This is simply not true. Firstly, this implies that agents are charging landlords excessive fees, and that they need to compete harder to win their business. Agents already operate in an intensely competitive market, facing downward pressure on landlord fees all the time in order to retain existing customers and win new ones. The implication that agents are currently not competitive, is wholly wrong. Ironically, it is this downward pressure on landlord fees that has led to some agents, wrongly, of course, to increase their tenant fees to compensate for lower landlord income.

A policy that attempts to force letting agents to reduce landlord fees, whilst expecting them to ‘provide the quality of service that landlords are seeking’, will inevitably lead to, at best,

redundancies and more likely, business closures. This will result in less choice for tenants and landlords at a time when the Government is trying to increase choice and widen accessibility.

Secondly, from the tenants’ perspective, the law already allows for complete transparency. Tenants should be able to see at a glance what they would pay for a property. It is not the fault of agents if there has been a lack of enforcement regarding the agents’ obligation to display fees, albeit most agents are compliant and tenants can see what a tenancy would cost. There is already a competitive market for tenants’ business although competition will decline if this policy is introduced as the number of agencies reduces.
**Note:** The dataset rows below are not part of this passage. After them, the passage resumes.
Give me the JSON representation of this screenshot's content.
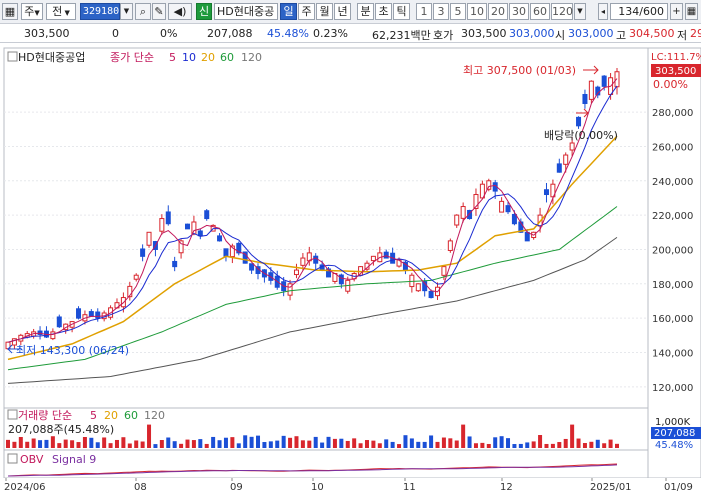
{
  "toolbar": {
    "type_label": "주",
    "mode_label": "전",
    "code": "329180",
    "stock_name": "HD현대중공",
    "credit_label": "신",
    "period_buttons": [
      "일",
      "주",
      "월",
      "년",
      "분",
      "초",
      "틱"
    ],
    "interval_buttons": [
      "1",
      "3",
      "5",
      "10",
      "20",
      "30",
      "60",
      "120"
    ],
    "counter": "134/600"
  },
  "quote": {
    "price": "303,500",
    "change": "0",
    "change_rate": "0%",
    "volume": "207,088",
    "volume_ratio": "45.48%",
    "turnover_rate": "0.23%",
    "amount": "62,231백만",
    "ask_label": "호가",
    "ask_price": "303,500",
    "bid_price": "303,000",
    "open_label": "시",
    "open_price": "303,000",
    "high_label": "고",
    "high_price": "304,500",
    "low_label": "저",
    "low_price": "29"
  },
  "price_panel": {
    "legend_name": "HD현대중공업",
    "legend_ma_label": "종가 단순",
    "ma_periods": [
      "5",
      "10",
      "20",
      "60",
      "120"
    ],
    "lc_label": "LC:111.7%",
    "current_price_tag": "303,500",
    "pct_label": "0.00%",
    "high_annotation": "최고 307,500 (01/03)",
    "low_annotation": "최저 143,300 (06/24)",
    "dividend_annotation": "배당락(0.00%)",
    "y_ticks": [
      "280,000",
      "260,000",
      "240,000",
      "220,000",
      "200,000",
      "180,000",
      "160,000",
      "140,000",
      "120,000"
    ]
  },
  "volume_panel": {
    "legend_label": "거래량 단순",
    "ma_periods": [
      "5",
      "20",
      "60",
      "120"
    ],
    "value_text": "207,088주(45.48%)",
    "y_tick": "1,000K",
    "current_tag": "207,088",
    "pct_label": "45.48%"
  },
  "obv_panel": {
    "legend_label": "OBV",
    "signal_label": "Signal 9"
  },
  "x_axis": {
    "labels": [
      "2024/06",
      "08",
      "09",
      "10",
      "11",
      "12",
      "2025/01",
      "01/09"
    ]
  },
  "colors": {
    "up": "#d8262d",
    "down": "#1b4fd6",
    "ma5": "#c2185b",
    "ma10": "#1b2bd1",
    "ma20": "#e0a000",
    "ma60": "#1f9b3a",
    "ma120": "#555555"
  },
  "chart_data": {
    "type": "candlestick",
    "title": "HD현대중공업",
    "ylim": [
      110000,
      315000
    ],
    "price_ticks": [
      120000,
      140000,
      160000,
      180000,
      200000,
      220000,
      240000,
      260000,
      280000
    ],
    "dates": [
      "2024/06",
      "08",
      "09",
      "10",
      "11",
      "12",
      "2025/01"
    ],
    "close_path": [
      [
        0,
        146000
      ],
      [
        2,
        150000
      ],
      [
        4,
        152000
      ],
      [
        6,
        149000
      ],
      [
        8,
        155000
      ],
      [
        10,
        158000
      ],
      [
        12,
        162000
      ],
      [
        14,
        160000
      ],
      [
        16,
        166000
      ],
      [
        18,
        172000
      ],
      [
        20,
        185000
      ],
      [
        21,
        196000
      ],
      [
        22,
        210000
      ],
      [
        23,
        200000
      ],
      [
        24,
        218000
      ],
      [
        25,
        215000
      ],
      [
        26,
        190000
      ],
      [
        27,
        205000
      ],
      [
        28,
        212000
      ],
      [
        29,
        216000
      ],
      [
        30,
        208000
      ],
      [
        31,
        218000
      ],
      [
        32,
        214000
      ],
      [
        33,
        205000
      ],
      [
        34,
        196000
      ],
      [
        35,
        202000
      ],
      [
        36,
        198000
      ],
      [
        37,
        192000
      ],
      [
        38,
        188000
      ],
      [
        39,
        186000
      ],
      [
        40,
        184000
      ],
      [
        41,
        182000
      ],
      [
        42,
        178000
      ],
      [
        43,
        176000
      ],
      [
        44,
        180000
      ],
      [
        45,
        188000
      ],
      [
        46,
        195000
      ],
      [
        47,
        198000
      ],
      [
        48,
        192000
      ],
      [
        49,
        188000
      ],
      [
        50,
        184000
      ],
      [
        51,
        186000
      ],
      [
        52,
        180000
      ],
      [
        53,
        182000
      ],
      [
        54,
        186000
      ],
      [
        55,
        190000
      ],
      [
        56,
        192000
      ],
      [
        57,
        196000
      ],
      [
        58,
        198000
      ],
      [
        59,
        195000
      ],
      [
        60,
        192000
      ],
      [
        61,
        194000
      ],
      [
        62,
        188000
      ],
      [
        63,
        185000
      ],
      [
        64,
        180000
      ],
      [
        65,
        176000
      ],
      [
        66,
        172000
      ],
      [
        67,
        178000
      ],
      [
        68,
        190000
      ],
      [
        69,
        205000
      ],
      [
        70,
        220000
      ],
      [
        71,
        225000
      ],
      [
        72,
        218000
      ],
      [
        73,
        232000
      ],
      [
        74,
        238000
      ],
      [
        75,
        240000
      ],
      [
        76,
        234000
      ],
      [
        77,
        228000
      ],
      [
        78,
        222000
      ],
      [
        79,
        215000
      ],
      [
        80,
        210000
      ],
      [
        81,
        205000
      ],
      [
        82,
        210000
      ],
      [
        83,
        220000
      ],
      [
        84,
        232000
      ],
      [
        85,
        238000
      ],
      [
        86,
        245000
      ],
      [
        87,
        255000
      ],
      [
        88,
        262000
      ],
      [
        89,
        272000
      ],
      [
        90,
        285000
      ],
      [
        91,
        298000
      ],
      [
        92,
        290000
      ],
      [
        93,
        295000
      ],
      [
        94,
        300000
      ],
      [
        95,
        303500
      ]
    ],
    "ma20_path": [
      [
        0,
        136000
      ],
      [
        10,
        145000
      ],
      [
        18,
        158000
      ],
      [
        26,
        180000
      ],
      [
        34,
        196000
      ],
      [
        40,
        192000
      ],
      [
        48,
        188000
      ],
      [
        56,
        187000
      ],
      [
        64,
        188000
      ],
      [
        70,
        192000
      ],
      [
        76,
        208000
      ],
      [
        82,
        212000
      ],
      [
        88,
        238000
      ],
      [
        95,
        266000
      ]
    ],
    "ma60_path": [
      [
        0,
        130000
      ],
      [
        12,
        136000
      ],
      [
        24,
        152000
      ],
      [
        34,
        168000
      ],
      [
        44,
        176000
      ],
      [
        56,
        180000
      ],
      [
        66,
        182000
      ],
      [
        76,
        192000
      ],
      [
        86,
        200000
      ],
      [
        95,
        225000
      ]
    ],
    "ma120_path": [
      [
        0,
        122000
      ],
      [
        16,
        126000
      ],
      [
        30,
        136000
      ],
      [
        44,
        152000
      ],
      [
        58,
        162000
      ],
      [
        70,
        170000
      ],
      [
        82,
        182000
      ],
      [
        90,
        194000
      ],
      [
        95,
        207000
      ]
    ],
    "volume_ylim": [
      0,
      1000000
    ],
    "volume_last": 207088
  }
}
We have carried out our own research including a two day study tour to Scotland during which it became clear very quickly that the loss of income from tenant fees has been compensated for by increased rents- rents in Edinburgh have increased by over 40% since the fee ban was enforced.
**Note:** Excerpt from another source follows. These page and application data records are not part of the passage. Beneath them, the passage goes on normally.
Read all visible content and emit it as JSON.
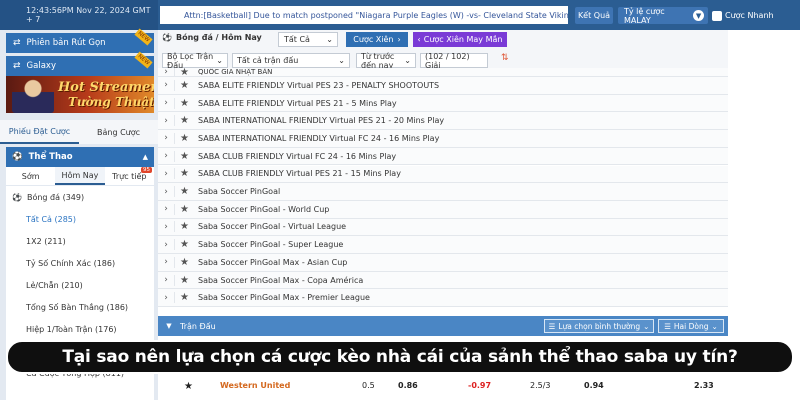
{
  "topbar": {
    "datetime": "12:43:56PM Nov 22, 2024 GMT + 7",
    "announcement": "Attn:[Basketball] Due to match postponed \"Niagara Purple Eagles (W) -vs- Cleveland State Vikings",
    "result_label": "Kết Quả",
    "odds_type": "Tỷ lệ cược MALAY",
    "quick_bet_label": "Cược Nhanh"
  },
  "sidebar": {
    "promo_1": "Phiên bản Rút Gọn",
    "promo_1_badge": "NEW",
    "promo_2": "Galaxy",
    "promo_2_badge": "NEW",
    "banner_line1": "Hot Streamer",
    "banner_line2": "Tường Thuật",
    "betslip_tabs": [
      "Phiếu Đặt Cược",
      "Bảng Cược"
    ],
    "sport_title": "Thể Thao",
    "time_tabs": [
      "Sớm",
      "Hôm Nay",
      "Trực tiếp"
    ],
    "live_count": "95",
    "menu": [
      "Bóng đá (349)",
      "Tất Cả (285)",
      "1X2 (211)",
      "Tỷ Số Chính Xác (186)",
      "Lẻ/Chẵn (210)",
      "Tổng Số Bàn Thắng (186)",
      "Hiệp 1/Toàn Trận (176)",
      "",
      "Cá Cược Tổng Hợp (811)"
    ]
  },
  "main": {
    "sport_label": "Bóng đá / Hôm Nay",
    "select_all": "Tất Cả",
    "parlay_label": "Cược Xiên",
    "lucky_parlay_label": "Cược Xiên May Mắn",
    "filters": [
      "Bộ Lọc Trận Đấu",
      "Tất cả trận đấu",
      "Từ trước đến nay",
      "(102 / 102) Giải"
    ],
    "leagues": [
      "QUỐC GIA NHẬT BẢN",
      "SABA ELITE FRIENDLY Virtual PES 23 - PENALTY SHOOTOUTS",
      "SABA ELITE FRIENDLY Virtual PES 21 - 5 Mins Play",
      "SABA INTERNATIONAL FRIENDLY Virtual PES 21 - 20 Mins Play",
      "SABA INTERNATIONAL FRIENDLY Virtual FC 24 - 16 Mins Play",
      "SABA CLUB FRIENDLY Virtual FC 24 - 16 Mins Play",
      "SABA CLUB FRIENDLY Virtual PES 21 - 15 Mins Play",
      "Saba Soccer PinGoal",
      "Saba Soccer PinGoal - World Cup",
      "Saba Soccer PinGoal - Virtual League",
      "Saba Soccer PinGoal - Super League",
      "Saba Soccer PinGoal Max - Asian Cup",
      "Saba Soccer PinGoal Max - Copa América",
      "Saba Soccer PinGoal Max - Premier League"
    ],
    "matches_header": "Trận Đấu",
    "sort_label": "Lựa chọn bình thường",
    "lines_label": "Hai Dòng",
    "match": {
      "team": "Western United",
      "odds": [
        "0.5",
        "0.86",
        "-0.97",
        "2.5/3",
        "0.94",
        "2.33"
      ]
    }
  },
  "caption": "Tại sao nên lựa chọn cá cược kèo nhà cái của sảnh thể thao saba uy tín?",
  "colors": {
    "primary": "#2b5d92",
    "accent_purple": "#7a3ad6",
    "header_blue": "#4a86c5"
  }
}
*On what basis is it the Government’s responsibility to ensure that the service provided by letting agents is affordable? You will appreciate that the housing market is not one but many and the unintended consequences of this ban could well come back to haunt you.
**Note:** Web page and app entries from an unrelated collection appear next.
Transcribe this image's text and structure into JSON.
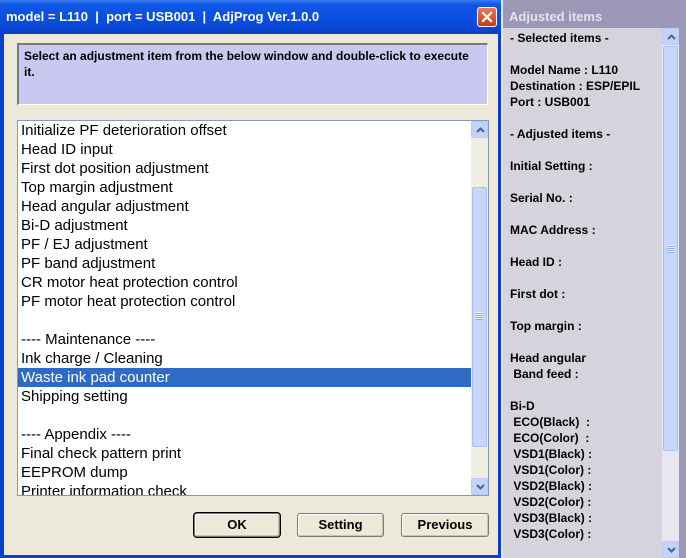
{
  "window": {
    "title": "model = L110  |  port = USB001  |  AdjProg Ver.1.0.0"
  },
  "instructions": "Select an adjustment item from the below window and double-click to execute it.",
  "list_items": [
    "Initialize PF deterioration offset",
    "Head ID input",
    "First dot position adjustment",
    "Top margin adjustment",
    "Head angular adjustment",
    "Bi-D adjustment",
    "PF / EJ adjustment",
    "PF band adjustment",
    "CR motor heat protection control",
    "PF motor heat protection control",
    "",
    "---- Maintenance ----",
    "Ink charge / Cleaning",
    "Waste ink pad counter",
    "Shipping setting",
    "",
    "---- Appendix ----",
    "Final check pattern print",
    "EEPROM dump",
    "Printer information check"
  ],
  "selected_index": 13,
  "buttons": {
    "ok": "OK",
    "setting": "Setting",
    "previous": "Previous"
  },
  "side_panel": {
    "title": "Adjusted items",
    "lines": [
      "- Selected items -",
      "",
      "Model Name : L110",
      "Destination : ESP/EPIL",
      "Port : USB001",
      "",
      "- Adjusted items -",
      "",
      "Initial Setting :",
      "",
      "Serial No. :",
      "",
      "MAC Address :",
      "",
      "Head ID :",
      "",
      "First dot :",
      "",
      "Top margin :",
      "",
      "Head angular",
      " Band feed :",
      "",
      "Bi-D",
      " ECO(Black)  :",
      " ECO(Color)  :",
      " VSD1(Black) :",
      " VSD1(Color) :",
      " VSD2(Black) :",
      " VSD2(Color) :",
      " VSD3(Black) :",
      " VSD3(Color) :"
    ]
  },
  "icons": {
    "close": "close-icon",
    "scroll_up": "chevron-up-icon",
    "scroll_down": "chevron-down-icon"
  },
  "colors": {
    "title_bar": "#0a4fe0",
    "selection": "#316ac5",
    "info_bg": "#c8c8f0",
    "side_title_bg": "#9a98b6",
    "close_button": "#c8391a"
  }
}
*Why should a tenant not pay a success fee to an agent who will probably have viewed 6 or 7 properties before making a decision, according to average viewing ratios quoted by ARLA?

*We should not be penalised as an industry because Trading Standards Officers are not enforcing the Consumer Rights Act.

*If a fee is advertised according to the law, then the tenant does in fact have the opportunity to decide whether or not to view with that agent.

*We genuinely believe that the role of Shelter in this legislation should be looked at and has to be questioned- how can they, as a housing charity, possibly have an objective view of the commercial realities of the lettings industry?

*What you are now faced with is an entire industry that is investing a considerable amount of energy in working out how to mitigate the crippling financial implications of a fee ban. In our honest opinion, the average tenant will be worse off post-ban and you run the risk of having  to have an ongoing interventionist approach in order to counter the inevitable initiatives and new ways that letting agents will introduce to replace lost income.

A document has been drafted by a group of Yorkshire letting agents which captures these concerns in more detail and defines an alternative solution. A copy of the document is attached [1] . However a summary of its key advantages being:

· At its cornerstone is the launch of a mandatory levy – paid into an independent fund by all agents on every transaction – that would break new ground for the industry.

· It would generate an estimated £30m-£50m each year to pay for long-awaited regulation of the industry and research solutions to our growing housing crisis – at no cost to the taxpayer. There would also be surplus to support the work of homeless charities.

A complete ban will lead to unintended consequences for the very people we seek to assist, the "Just About Managing". We want more investment in property and more choice not less.

Yours sincerely

Jonathan Morgan

Managing Director – Morgans City Living

May 2018

[1] Document not published with submission


Prepared 4th June 2018